Summary of Findings
The 9/11 terrorist attacks drew more public interest than any other story in the past decade. In October 2001, a month after the attacks, 78% said they were following news about the story very closely, up slightly from the week after the attacks (74%).
The devastating hurricanes that hit the Gulf Coast in 2005 – first Katrina and then Rita – also captured the attention of an overwhelming numbers Americans. In October of that year, a month after Katrina struck New Orleans and the Gulf Coast, 74% said they were following news about the storms very closely (70% were following very closely the week after Katrina hit).
The 2005 hurricanes sent the price of gas soaring, a development that also drew broad public attention. In September 2005, 70% said they were following news about high gas prices very closely. In general, the public is highly attentive to fluctuations in gas prices. Nearly as many said they were closely following rising gas prices in May 2006 (69%) and June 2008 (66%), and when prices fell in October 2008, 53% followed very closely.
Aside from Hurricane Katrina, several other natural disasters over the past ten years riveted the American public’s attention. In particular, roughly six-in-ten very closely followed both the 2010 earthquake in Haiti and the 2004 tsunami that struck coastal areas surrounding the Indian Ocean.
During this decade there were several mass shootings, but the ongoing shooting spree that for weeks terrorized the Washington, D.C.-area attracted the most public interest. In October 2002, 65% said they were following news about the sniper attacks very closely. The sniper shootings were the public’s top story in 2002.

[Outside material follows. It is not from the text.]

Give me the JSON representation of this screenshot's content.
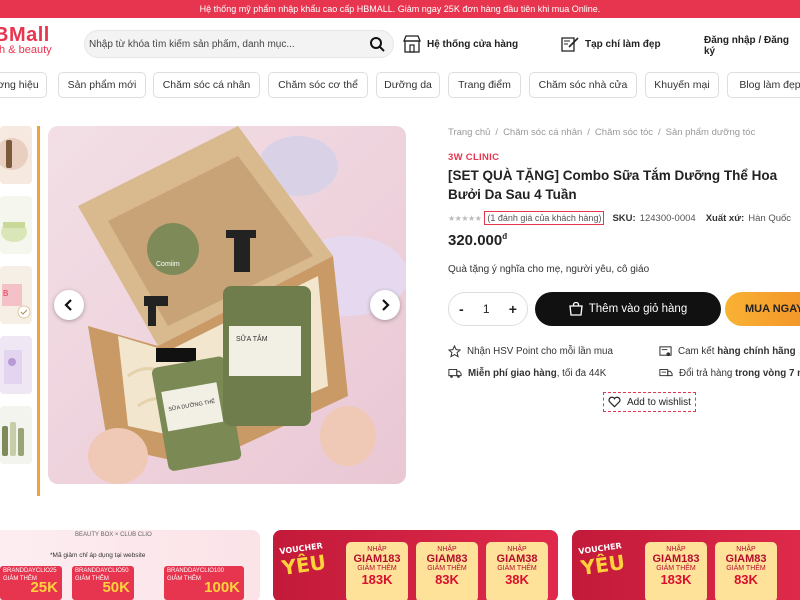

A number of the decade’s top stories occurred during a tumultuous two-month period in the fall of 2008. As the mortgage and financial crisis grew, 70% of Americans said they were following economic conditions very closely in September of 2008, and in October 59% reported very close attention to the stock market declines specifically. Around the same time, 62% said they were following the debate in Washington over plans to use government funds to stabilize the markets very closely. By this measure, public interest in the bank bailout debate was far more intense than the highest levels of interest in the 2009-2010 health care debate (51% followed very closely in the final week before passage) or the 2009 stimulus debate (50% very closely). And to top off a month packed with economic news, 61% of Americans were following the 2008 election very closely at the same time.
Interest in news reports about the situation in Iraq peaked during the early months of the war. In May 2003, during the week in which President Bush delivered his “Mission Accomplished” speech and two weeks after the fall of Baghdad, 63% said they were following news about the situation in Iraq very closely. Just a year later, a darker chapter in the war – the offensive by insurgents in Fallujah and allegations of abuse by U.S. troops at abu Ghraib prison – also drew considerable interest. In May 2004, 54% said they followed news about the situation in Iraq very closely.
Public attention to news about the war in Afghanistan was highest when military action began in late 2001 and early 2002, when 51% were following very closely. By the summer of 2002 interest had fallen off substantially; in July 2002 41% were following events in Afghanistan very closely. In recent years, the highest level of interest in Afghanistan came in late 2009 as Barack Obama announced his plans for winding down the U.S. military effort there. In December of that year, 43% followed his policy announcement very closely.
Of the biggest news stories of 2010, three make the list of the decade’s top stories: the earthquake in Haiti, which 60% followed very closely, is among the top ten most closely followed stories of the decade. Slightly lower, the oil spill in the Gulf of Mexico this summer was followed very closely by 59% at the peak of public interest. And the final debate over health care reform was followed very closely by 51%, just edging in to the top 25 stories of the decade.